When men rin wud and youngsters play-

The day that marks the grand return

Of Ceres men frae Bannockburn!”

I spent most of my formative years in Ceres and have fond memories of June’s highland games. I remember itching to head to the funfair when it arrived in the lead-up to the games – hearing screams and music piercing through the usually sleepy village, we could tell it was open from our back garden. On games day, the last Saturday in June, Ceres comes alive; the main road through the village is closed and thousands of people head to the Bow Butts to watch the games, spend money at the markets and enjoy the funfair. Despite the size of the village, the games usually draw a massive crowd, including Gordon Ramsay, Gino D’Acampo and Fred Sirieix, who once swung by to film a section of their Gordon, Gino and Fred’s Road Trip show (I met them – Gordon was, surprisingly, a total gent). The people of Ceres take a lot of pride in their games, and rightly so – they’re a great day out.

content strategy consultant

The last few years have been quieter, though. Covid-19 and the lockdown restrictions forced the postponement of the games in 2020 and 2021. The virus put the games in an awkward spot – most of the donations came at the games themselves, and many of the trader stalls ceased to exist because of financial difficulties. But this year, the games, funfair and traders returned. On 25 June, the 708th Ceres Highland games opened with a massive turnout. All the usual events were back, with some new ones too, and Ceres was the busiest I’ve seen it for years. Hopefully, next year will be just as much of a success.

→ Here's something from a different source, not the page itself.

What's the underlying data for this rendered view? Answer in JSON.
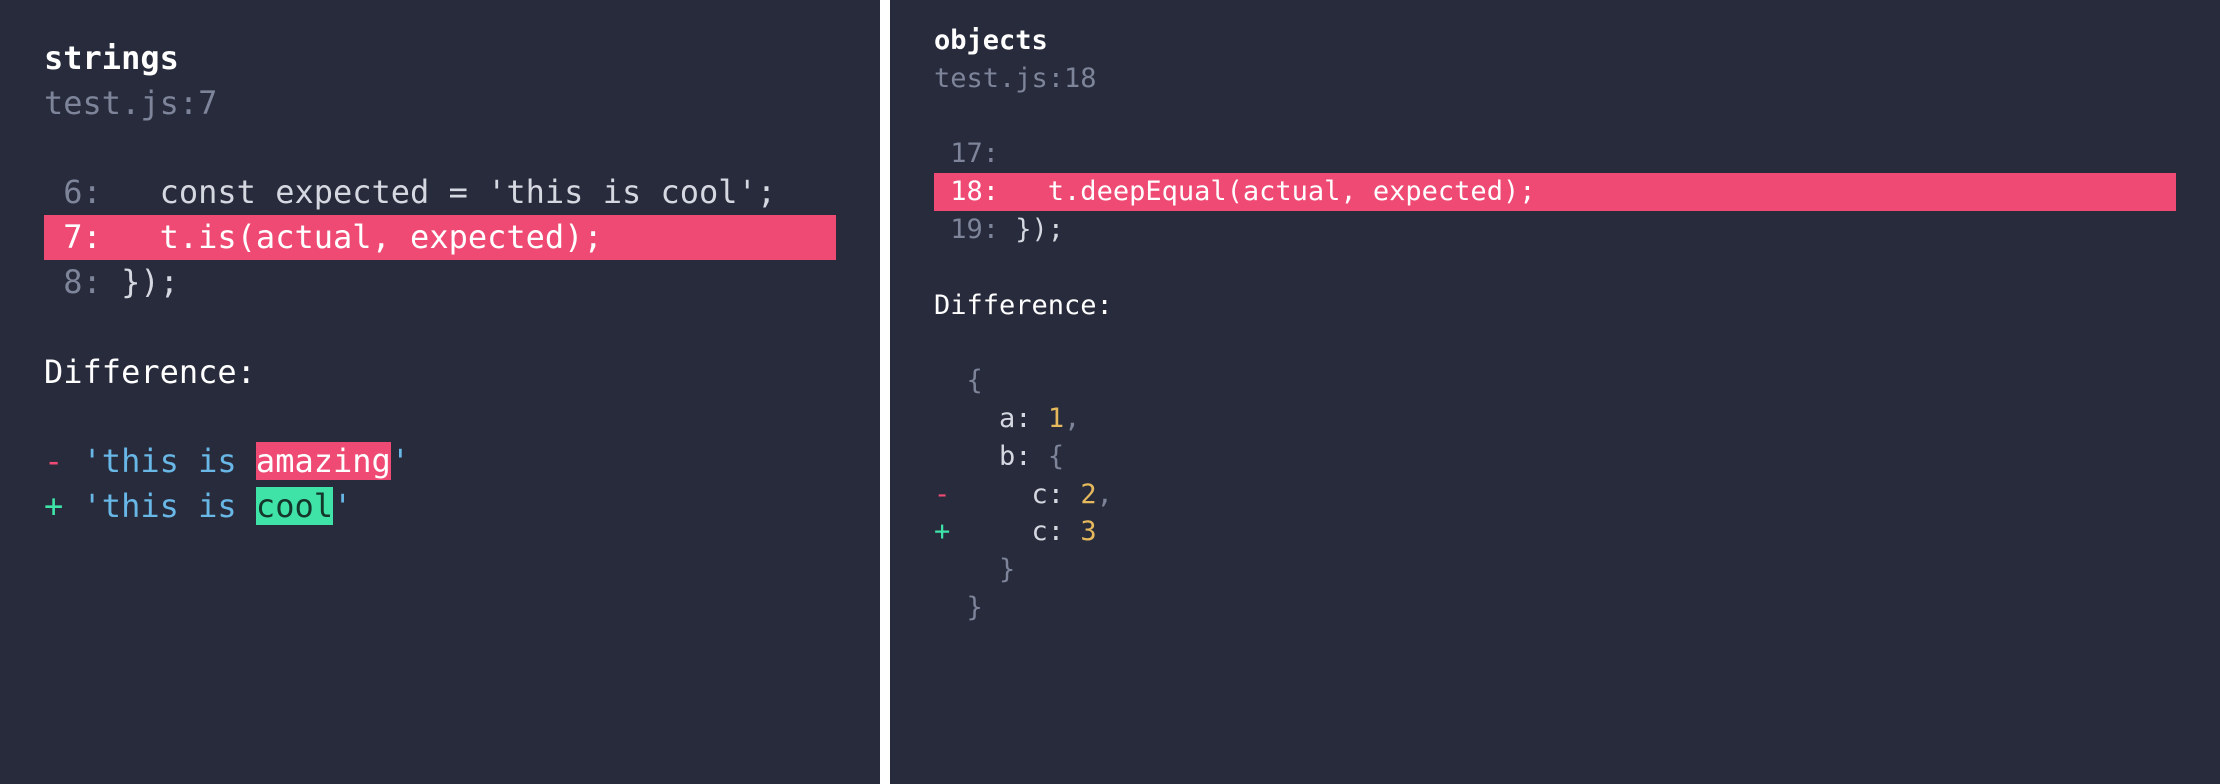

Among this year’s events was the 56lb Weight Over the Bar, which was sponsored by Copylab! One of the heavies (the name given to the heavy athletics contestants) was millimetres away from a new world record in this event. The atmosphere was one of happiness and relief that the games were back; it couldn’t have been a better day, and Copylab’s name was up there with the many other sponsors who help make the annual event happen.

After a day of exhilarating events, fairground treats and the typical Scottish downpour, which left spectators and contestants drenched, the 2022 Ceres Highland Games came to an end. We cleared up the Bow Butts, said our goodbyes and walked home with high hopes for next year.